Vancouver resident Beryl Pye was witness to a “concerning,” spontaneous dance party that spread throughout social groups at Kitsilano Beach on April 16. (Screen grab/Beryl Pye)
VIDEO: Dance party erupts at Vancouver’s Kitsilano Beach to the dismay of onlookers

‘It was a complete disregard for current COVID-19 public health orders,’ says Vancouver resident Beryl Pye

Selina Robinson is shown in Coquitlam, B.C., on Friday November 17, 2017. British Columbia’s finance minister says her professional training as a family therapist helped her develop the New Democrat government’s first budget during the COVID-19 pandemic, which she will table Tuesday. THE CANADIAN PRESS/Darryl Dyck
B.C. finance minister to table historic pandemic-challenged deficit budget

Budget aims to take care of people during pandemic while preparing for post-COVID-19 recovery, Robinson said

Each spring, the Okanagan Fest-of-Ale is held in Penticton. This year, as a result of the COVID-19 pandemic, the festival will not be held. However, beer is still available. How much do you know about this beverage? (pxfuel.com)
QUIZ: How much do you really know about beer?

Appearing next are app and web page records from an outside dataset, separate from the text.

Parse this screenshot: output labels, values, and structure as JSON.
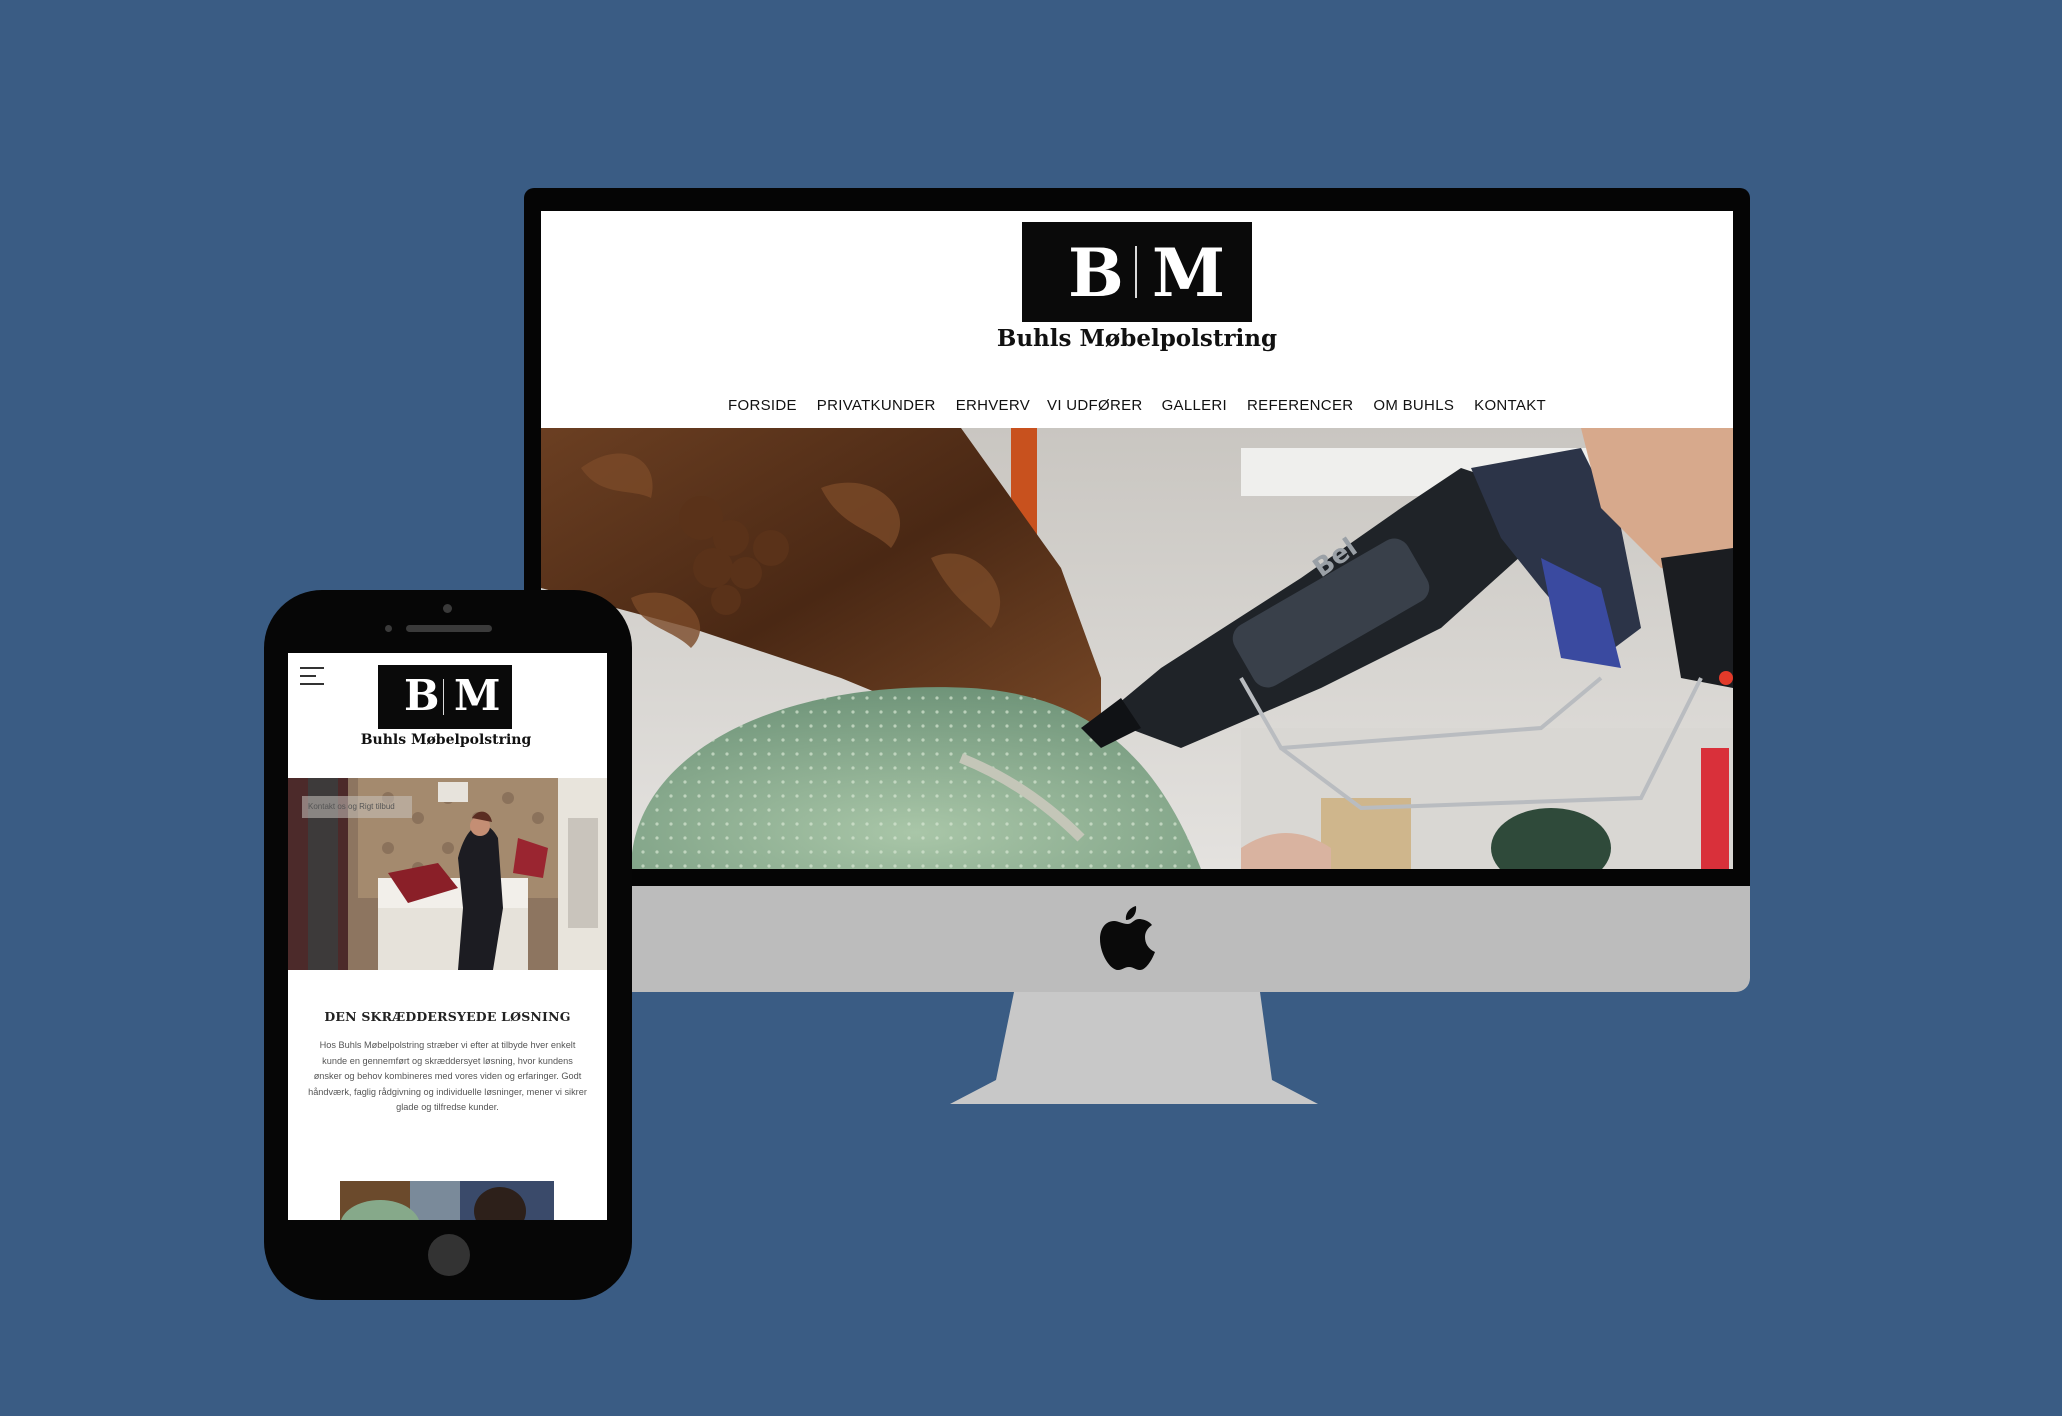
{
  "colors": {
    "background": "#3a5c84",
    "device_black": "#050505",
    "monitor_silver": "#bcbcbc",
    "logo_black": "#0a0a0a"
  },
  "desktop": {
    "logo": {
      "letter_left": "B",
      "letter_right": "M",
      "brand": "Buhls Møbelpolstring"
    },
    "nav": [
      "FORSIDE",
      "PRIVATKUNDER",
      "ERHVERV",
      "VI UDFØRER",
      "GALLERI",
      "REFERENCER",
      "OM BUHLS",
      "KONTAKT"
    ],
    "hero_icon": "glue-gun-photo",
    "hero_brand_text": "Bel"
  },
  "phone": {
    "menu_icon": "hamburger-menu-icon",
    "logo": {
      "letter_left": "B",
      "letter_right": "M",
      "brand": "Buhls Møbelpolstring"
    },
    "hero_caption": "Kontakt os og Rigt tilbud",
    "heading": "DEN SKRÆDDERSYEDE LØSNING",
    "paragraph": "Hos Buhls Møbelpolstring stræber vi efter at tilbyde hver enkelt kunde en gennemført og skræddersyet løsning, hvor kundens ønsker og behov kombineres med vores viden og erfaringer. Godt håndværk, faglig rådgivning og individuelle løsninger, mener vi sikrer glade og tilfredse kunder."
  }
}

Put your knowledge to the test with this short quiz

Lord Tweedsmuir’s Tremmel States-Jones jumps a player and the goal line to score a touchdown against the Kelowna Owls in 2019. The face of high school football, along with a majority of other high school sports, could significantly change if a new governance proposal is passed at the B.C. School Sports AGM May 1. (Malin Jordan)
Power struggle: New governance model proposed for B.C. high school sports

Most commissions are against the new model, but B.C. School Sports (BCSS) and its board is in favour

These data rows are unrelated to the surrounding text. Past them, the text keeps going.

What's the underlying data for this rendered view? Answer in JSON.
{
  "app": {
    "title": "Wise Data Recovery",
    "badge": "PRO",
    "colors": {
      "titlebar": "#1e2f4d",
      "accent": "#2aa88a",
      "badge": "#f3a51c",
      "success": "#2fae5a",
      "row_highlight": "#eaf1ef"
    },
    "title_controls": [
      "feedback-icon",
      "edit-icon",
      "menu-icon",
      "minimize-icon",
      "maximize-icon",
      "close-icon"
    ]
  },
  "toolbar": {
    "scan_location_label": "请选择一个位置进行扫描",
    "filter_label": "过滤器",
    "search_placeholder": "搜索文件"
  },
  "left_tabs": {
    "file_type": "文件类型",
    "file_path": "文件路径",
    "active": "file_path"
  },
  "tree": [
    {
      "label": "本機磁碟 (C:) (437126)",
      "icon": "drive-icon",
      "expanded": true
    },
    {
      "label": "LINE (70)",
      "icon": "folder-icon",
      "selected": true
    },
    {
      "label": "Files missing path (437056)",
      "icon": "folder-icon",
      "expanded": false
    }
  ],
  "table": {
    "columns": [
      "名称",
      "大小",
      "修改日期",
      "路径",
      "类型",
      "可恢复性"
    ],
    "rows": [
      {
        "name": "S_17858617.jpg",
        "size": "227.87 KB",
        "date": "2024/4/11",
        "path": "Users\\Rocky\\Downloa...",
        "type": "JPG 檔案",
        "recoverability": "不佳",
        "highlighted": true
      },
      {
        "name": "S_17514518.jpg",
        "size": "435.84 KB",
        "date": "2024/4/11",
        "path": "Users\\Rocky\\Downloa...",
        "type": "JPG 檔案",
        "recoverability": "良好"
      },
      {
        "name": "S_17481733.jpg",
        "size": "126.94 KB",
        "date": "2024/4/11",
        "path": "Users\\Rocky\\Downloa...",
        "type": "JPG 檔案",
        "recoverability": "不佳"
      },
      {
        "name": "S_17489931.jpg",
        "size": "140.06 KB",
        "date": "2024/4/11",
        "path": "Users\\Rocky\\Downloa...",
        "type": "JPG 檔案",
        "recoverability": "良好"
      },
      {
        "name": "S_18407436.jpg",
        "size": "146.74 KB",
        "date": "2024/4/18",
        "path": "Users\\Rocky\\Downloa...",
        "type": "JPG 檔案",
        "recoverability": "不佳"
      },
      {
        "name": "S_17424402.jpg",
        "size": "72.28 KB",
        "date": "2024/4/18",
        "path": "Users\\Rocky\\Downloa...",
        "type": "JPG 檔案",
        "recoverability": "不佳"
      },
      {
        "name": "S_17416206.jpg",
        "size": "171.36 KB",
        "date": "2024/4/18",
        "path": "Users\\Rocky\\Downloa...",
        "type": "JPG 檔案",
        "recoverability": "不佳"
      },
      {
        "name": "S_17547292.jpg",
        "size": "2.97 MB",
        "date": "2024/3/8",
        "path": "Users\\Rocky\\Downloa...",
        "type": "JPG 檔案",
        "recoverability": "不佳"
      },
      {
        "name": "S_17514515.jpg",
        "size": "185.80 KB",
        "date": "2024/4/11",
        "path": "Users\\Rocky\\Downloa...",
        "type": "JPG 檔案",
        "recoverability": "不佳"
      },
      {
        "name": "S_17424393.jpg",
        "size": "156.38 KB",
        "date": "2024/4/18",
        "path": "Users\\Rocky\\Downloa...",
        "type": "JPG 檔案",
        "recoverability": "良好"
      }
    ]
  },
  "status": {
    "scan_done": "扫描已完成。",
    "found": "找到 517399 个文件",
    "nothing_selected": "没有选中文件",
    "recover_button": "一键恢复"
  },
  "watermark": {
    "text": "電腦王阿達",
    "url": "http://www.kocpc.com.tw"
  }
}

Pall Bearers carrying the coffin of the Duke of Edinburgh, followed by the Prince of Wales, left and Princess Anne, right, into St George’s Chapel for his funeral, at Windsor Castle, in Windsor, England, Saturday April 17, 2021. (Danny Lawson/Pool via AP)
Trudeau announces $200K donation to Duke of Edinburgh award as Prince Philip laid to rest

A tribute to the late prince’s ‘remarkable life and his selfless service,’ the Prime Minister said Saturday

B.C. homeowners are being urged to take steps to prepare for the possibility of a flood by moving equipment and other assets to higher ground. (J.R. Rardon)
‘Entire province faces risk’: B.C. citizens urged to prepare for above-average spring flooding

Larger-than-normal melting snowpack poses a threat to the province as warmer weather touches down

Vancouver-based Doubleview Gold Corp. is developing claims in an area north of Telegraph Creek that occupies an important place in Tahltan oral histories, said Chad Norman Day, president of the Tahltan Central Government. (THE CANADIAN PRESS/HO)
B.C. Indigenous nation opposes mineral exploration in culturally sensitive area

There’s “no way” the Tahltan would ever support a mine there, says Chad Norman Day, president of its central government

Stz’uminus Elder George Harris, Ladysmith Mayor Aaron Stone, and Stz’uminus Chief Roxanne Harris opened the ceremony. (Cole Schisler photo)
Symbolic red dresses rehung along B.C. highway after vandals tore them down

Leaders from Stz’uminus First Nation and the Town of Ladysmith hung new dresses on Sat. April 17

A Western toadlet crosses the centre line of Elk View Road in Chilliwack on Aug. 26, 2010. A tunnel underneath the road has since been installed to help them migrate cross the road. Saturday, April 24 is Save the Frogs Day. (Jenna Hauck/ Progress File)
Unofficial holidays: Here’s what people are celebrating for the week of April 18 to 24

Save the Frogs Day, Love Your Thighs Day and Scream Day are all coming up this week

Most Read